Being a powerful public speaker has become a marginal skill, all the more so with the passing of Molly Ivins. In fact, an alarmingly limited number of people on the national political stage strike me as truly articulate: among politicians, Clinton (him, emphatically not her) and John Edwards. Maybe it is just something about what I personally find 'clear' and 'effective' and expressing oneself 'readily' but few politicians can do it. But back to the point: The one extended speech I've heard from Barack Obama, at the 2004 Democratic Convention, fit that bill. He painted a picture of a country that I want to live in, and he told a compelling personal story along the way.

What's striking about that speech is maybe not that it came from a person of African heritage, but more that he wasn't raised in the tradition of southern oratory, something which crosses the color more freely than almost anything. This regional association with effective political speech wasn't always there.
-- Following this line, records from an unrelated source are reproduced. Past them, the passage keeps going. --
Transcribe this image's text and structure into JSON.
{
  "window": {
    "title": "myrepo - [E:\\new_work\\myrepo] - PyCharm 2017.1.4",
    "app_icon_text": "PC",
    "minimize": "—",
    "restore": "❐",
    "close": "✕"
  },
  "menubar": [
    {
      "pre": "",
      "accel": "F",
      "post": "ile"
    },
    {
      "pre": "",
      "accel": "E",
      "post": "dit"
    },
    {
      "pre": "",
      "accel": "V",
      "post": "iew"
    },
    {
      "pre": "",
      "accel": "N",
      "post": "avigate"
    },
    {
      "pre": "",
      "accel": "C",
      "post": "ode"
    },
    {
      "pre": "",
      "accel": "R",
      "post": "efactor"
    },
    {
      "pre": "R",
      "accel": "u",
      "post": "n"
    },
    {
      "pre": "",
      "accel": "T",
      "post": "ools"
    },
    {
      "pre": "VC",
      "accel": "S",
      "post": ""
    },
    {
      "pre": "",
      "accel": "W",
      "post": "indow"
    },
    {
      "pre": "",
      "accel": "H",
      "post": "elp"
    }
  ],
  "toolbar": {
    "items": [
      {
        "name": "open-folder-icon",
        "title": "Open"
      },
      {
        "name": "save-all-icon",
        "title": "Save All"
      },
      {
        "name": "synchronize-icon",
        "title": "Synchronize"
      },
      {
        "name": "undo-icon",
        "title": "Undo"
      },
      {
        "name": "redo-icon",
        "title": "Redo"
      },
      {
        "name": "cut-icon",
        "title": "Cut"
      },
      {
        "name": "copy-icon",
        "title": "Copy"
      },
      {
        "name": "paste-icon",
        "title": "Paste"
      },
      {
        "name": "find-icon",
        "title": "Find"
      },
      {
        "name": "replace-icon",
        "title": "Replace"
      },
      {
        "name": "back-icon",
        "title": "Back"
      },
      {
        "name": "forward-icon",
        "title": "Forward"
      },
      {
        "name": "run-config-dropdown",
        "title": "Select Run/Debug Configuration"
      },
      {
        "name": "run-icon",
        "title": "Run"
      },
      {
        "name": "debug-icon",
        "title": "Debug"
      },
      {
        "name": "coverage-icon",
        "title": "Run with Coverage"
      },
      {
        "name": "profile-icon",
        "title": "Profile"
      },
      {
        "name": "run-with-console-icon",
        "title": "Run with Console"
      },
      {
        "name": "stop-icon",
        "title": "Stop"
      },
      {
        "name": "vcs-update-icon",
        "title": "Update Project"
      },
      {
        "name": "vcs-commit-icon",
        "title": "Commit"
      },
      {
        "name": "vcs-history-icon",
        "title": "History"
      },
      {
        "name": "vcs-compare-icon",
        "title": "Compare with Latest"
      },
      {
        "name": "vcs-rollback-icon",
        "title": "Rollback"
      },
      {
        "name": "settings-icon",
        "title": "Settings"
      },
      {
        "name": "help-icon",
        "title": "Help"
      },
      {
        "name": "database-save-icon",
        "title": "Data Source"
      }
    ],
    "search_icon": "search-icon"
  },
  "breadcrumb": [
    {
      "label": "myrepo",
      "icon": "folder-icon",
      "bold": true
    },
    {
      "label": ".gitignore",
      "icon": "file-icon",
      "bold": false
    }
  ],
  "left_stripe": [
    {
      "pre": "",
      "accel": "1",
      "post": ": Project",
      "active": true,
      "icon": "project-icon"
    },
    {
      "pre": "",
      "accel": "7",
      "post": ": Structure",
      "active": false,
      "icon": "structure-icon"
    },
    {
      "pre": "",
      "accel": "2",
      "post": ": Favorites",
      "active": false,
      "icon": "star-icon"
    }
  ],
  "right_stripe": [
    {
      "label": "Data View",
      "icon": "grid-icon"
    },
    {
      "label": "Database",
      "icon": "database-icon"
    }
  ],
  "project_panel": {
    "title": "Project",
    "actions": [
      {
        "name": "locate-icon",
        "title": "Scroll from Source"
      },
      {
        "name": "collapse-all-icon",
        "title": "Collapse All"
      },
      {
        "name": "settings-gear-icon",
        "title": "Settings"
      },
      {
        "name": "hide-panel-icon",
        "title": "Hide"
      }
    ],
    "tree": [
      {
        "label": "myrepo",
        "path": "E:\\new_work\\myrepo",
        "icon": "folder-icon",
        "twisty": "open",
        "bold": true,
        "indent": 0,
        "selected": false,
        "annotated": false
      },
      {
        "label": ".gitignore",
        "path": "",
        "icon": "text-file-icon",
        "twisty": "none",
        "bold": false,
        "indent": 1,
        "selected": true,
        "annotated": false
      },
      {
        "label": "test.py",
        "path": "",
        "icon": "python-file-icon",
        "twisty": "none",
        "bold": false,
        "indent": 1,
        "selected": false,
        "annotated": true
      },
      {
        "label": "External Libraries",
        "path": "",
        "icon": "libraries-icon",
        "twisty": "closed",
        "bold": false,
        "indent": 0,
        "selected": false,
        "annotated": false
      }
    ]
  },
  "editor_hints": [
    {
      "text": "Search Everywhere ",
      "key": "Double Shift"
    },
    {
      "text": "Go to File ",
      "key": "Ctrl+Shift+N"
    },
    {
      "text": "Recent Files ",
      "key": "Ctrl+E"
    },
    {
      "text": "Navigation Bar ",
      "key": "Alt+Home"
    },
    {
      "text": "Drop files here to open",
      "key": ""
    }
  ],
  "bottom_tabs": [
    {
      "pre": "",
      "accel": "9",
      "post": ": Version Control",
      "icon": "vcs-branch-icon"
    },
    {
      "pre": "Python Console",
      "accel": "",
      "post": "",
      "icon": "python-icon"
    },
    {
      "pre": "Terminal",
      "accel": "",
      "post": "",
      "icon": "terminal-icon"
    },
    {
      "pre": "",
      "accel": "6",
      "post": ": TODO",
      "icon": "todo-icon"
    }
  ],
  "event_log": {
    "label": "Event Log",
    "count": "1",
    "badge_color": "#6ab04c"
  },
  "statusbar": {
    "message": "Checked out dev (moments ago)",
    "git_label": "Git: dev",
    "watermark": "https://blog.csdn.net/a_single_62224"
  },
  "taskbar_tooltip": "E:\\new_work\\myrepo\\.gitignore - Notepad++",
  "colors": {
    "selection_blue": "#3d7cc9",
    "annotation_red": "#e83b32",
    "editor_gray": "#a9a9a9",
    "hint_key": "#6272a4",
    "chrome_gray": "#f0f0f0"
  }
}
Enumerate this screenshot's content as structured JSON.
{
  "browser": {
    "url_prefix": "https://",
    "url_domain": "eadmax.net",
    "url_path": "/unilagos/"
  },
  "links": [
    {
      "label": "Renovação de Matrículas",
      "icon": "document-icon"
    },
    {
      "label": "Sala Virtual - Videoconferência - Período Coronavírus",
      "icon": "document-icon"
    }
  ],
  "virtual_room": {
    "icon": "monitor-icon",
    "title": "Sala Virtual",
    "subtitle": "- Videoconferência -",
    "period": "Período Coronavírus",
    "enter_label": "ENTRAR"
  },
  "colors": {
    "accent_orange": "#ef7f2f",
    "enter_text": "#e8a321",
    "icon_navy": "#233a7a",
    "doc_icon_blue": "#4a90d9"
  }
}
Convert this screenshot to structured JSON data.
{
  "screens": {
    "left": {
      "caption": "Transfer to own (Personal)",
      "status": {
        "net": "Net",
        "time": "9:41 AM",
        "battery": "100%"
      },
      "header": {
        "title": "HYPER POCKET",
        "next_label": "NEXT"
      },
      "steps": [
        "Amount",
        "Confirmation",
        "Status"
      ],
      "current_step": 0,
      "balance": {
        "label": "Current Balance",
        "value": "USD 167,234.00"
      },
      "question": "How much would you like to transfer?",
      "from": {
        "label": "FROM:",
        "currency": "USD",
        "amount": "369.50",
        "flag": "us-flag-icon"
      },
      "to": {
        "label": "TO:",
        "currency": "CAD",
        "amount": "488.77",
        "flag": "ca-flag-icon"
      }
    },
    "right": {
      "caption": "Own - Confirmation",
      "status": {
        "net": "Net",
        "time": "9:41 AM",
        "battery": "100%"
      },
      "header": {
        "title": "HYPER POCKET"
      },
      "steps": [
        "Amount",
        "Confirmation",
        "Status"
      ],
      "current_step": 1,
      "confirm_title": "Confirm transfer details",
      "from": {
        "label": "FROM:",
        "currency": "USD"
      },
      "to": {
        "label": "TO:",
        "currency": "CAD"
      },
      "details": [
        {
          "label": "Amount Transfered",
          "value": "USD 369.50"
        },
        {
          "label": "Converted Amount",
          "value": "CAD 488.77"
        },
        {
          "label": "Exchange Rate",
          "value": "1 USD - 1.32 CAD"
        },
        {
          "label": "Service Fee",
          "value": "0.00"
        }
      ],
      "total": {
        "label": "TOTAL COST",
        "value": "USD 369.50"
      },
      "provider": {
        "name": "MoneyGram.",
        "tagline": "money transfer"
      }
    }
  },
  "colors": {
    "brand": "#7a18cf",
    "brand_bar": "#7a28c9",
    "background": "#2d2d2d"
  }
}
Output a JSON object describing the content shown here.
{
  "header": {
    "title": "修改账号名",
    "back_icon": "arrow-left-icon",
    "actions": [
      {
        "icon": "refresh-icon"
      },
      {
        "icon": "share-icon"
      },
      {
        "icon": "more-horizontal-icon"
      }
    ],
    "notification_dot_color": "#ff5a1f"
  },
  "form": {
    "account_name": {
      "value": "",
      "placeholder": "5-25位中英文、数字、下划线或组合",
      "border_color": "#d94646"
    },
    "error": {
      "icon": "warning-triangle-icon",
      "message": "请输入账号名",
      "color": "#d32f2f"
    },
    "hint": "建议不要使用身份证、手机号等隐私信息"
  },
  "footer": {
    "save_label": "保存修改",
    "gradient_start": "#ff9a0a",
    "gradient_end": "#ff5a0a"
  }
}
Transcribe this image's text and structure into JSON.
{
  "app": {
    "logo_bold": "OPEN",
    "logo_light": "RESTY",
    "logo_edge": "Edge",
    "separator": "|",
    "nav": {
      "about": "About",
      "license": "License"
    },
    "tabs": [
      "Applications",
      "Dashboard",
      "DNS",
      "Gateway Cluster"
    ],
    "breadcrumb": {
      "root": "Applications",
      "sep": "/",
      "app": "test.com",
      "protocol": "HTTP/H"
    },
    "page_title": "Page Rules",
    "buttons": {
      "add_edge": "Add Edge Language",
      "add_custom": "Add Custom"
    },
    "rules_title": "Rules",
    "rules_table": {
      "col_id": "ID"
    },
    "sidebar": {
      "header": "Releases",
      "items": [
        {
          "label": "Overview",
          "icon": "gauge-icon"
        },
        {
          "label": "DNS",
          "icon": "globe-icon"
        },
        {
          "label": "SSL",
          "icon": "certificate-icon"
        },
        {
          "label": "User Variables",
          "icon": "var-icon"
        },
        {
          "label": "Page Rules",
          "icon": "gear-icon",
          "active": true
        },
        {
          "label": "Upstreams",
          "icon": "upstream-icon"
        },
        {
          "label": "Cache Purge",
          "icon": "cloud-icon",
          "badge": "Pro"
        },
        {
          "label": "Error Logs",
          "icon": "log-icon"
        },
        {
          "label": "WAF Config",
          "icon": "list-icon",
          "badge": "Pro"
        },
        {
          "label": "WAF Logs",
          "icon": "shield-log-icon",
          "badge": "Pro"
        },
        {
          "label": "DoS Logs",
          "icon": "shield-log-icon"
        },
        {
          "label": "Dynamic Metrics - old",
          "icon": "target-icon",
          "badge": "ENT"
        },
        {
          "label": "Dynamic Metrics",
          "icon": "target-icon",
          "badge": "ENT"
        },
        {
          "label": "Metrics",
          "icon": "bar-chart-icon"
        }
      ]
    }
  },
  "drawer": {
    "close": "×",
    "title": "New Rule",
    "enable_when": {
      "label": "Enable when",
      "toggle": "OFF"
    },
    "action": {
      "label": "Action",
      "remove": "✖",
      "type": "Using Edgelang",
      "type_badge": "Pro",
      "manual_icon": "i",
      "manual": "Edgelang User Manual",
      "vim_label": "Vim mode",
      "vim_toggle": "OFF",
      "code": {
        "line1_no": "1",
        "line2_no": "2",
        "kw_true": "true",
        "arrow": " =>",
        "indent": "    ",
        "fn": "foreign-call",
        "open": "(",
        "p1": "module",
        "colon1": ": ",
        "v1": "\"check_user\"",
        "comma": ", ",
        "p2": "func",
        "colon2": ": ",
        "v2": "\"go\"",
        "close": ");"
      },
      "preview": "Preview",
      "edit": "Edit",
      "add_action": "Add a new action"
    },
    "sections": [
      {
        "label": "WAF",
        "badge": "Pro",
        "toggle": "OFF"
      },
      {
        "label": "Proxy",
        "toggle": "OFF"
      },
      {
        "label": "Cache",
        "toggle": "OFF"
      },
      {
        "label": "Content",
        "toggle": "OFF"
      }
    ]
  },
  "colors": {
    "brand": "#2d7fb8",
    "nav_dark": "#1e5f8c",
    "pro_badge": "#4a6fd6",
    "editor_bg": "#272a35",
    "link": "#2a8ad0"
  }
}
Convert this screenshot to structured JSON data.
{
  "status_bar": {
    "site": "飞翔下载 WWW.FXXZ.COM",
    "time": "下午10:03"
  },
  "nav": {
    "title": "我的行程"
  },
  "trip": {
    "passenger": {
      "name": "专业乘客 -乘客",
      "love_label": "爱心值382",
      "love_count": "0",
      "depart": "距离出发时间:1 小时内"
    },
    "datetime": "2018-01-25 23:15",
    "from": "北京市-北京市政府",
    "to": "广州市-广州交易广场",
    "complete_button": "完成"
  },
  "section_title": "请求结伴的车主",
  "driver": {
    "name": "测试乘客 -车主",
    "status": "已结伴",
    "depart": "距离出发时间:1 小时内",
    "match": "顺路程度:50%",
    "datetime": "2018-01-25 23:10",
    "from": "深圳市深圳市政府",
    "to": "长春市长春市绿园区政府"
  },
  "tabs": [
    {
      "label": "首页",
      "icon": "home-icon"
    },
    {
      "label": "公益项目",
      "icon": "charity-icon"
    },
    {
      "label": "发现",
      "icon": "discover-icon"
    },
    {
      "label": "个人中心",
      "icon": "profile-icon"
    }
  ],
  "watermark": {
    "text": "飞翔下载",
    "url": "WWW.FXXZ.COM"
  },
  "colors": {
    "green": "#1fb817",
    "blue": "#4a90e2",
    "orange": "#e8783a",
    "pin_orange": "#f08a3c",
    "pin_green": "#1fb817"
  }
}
FDR and JFK could do what I'm talking about, but Cuomo's 'shining city on the hill' speech may have been the last compelling piece of political speechifying from a northerner I remember offhand.

We need to be listening closely to Obama and others in the coming months, in terms of what they say and how they say it. I guess this is just a rambling, inarticulate plea for a political scene where we have a lot of articulate leaders.


Anonymous said...

So Joe Biden is kind of a tool.

Now, if you are a white guy who calls a smart black guy articulate, you are a latent racist? Well, I don't buy it.

Here's just one of the problems: We're being sold a bill of goods on a daily basis, telling us that street thugs in rap videos are "culture" and they are "speaking" a truth that white folks can't understand because of our white privilege. Everyone knows this is bullshit, but we play along because no one wants to deal with what is essentially reverse race baiting.

Now, when whites, rather than showing latent racism, show latent RESPECT by calling a black guy "articulate" (translation: "hey, you don't talk like a jackass!") we're accused of being the last vestige of racism. The real racism problems out there (and there are real racist problems in America) are being completely ignored in favor of this sort of petty crap because some black leaders want to perpetuate stereotypes. It's bullshit.

Mr. Verb said...

See the more recent post above on this topic, and the comment posted by Nancy. As soon as I get a free minute, I'll do another post on this topic.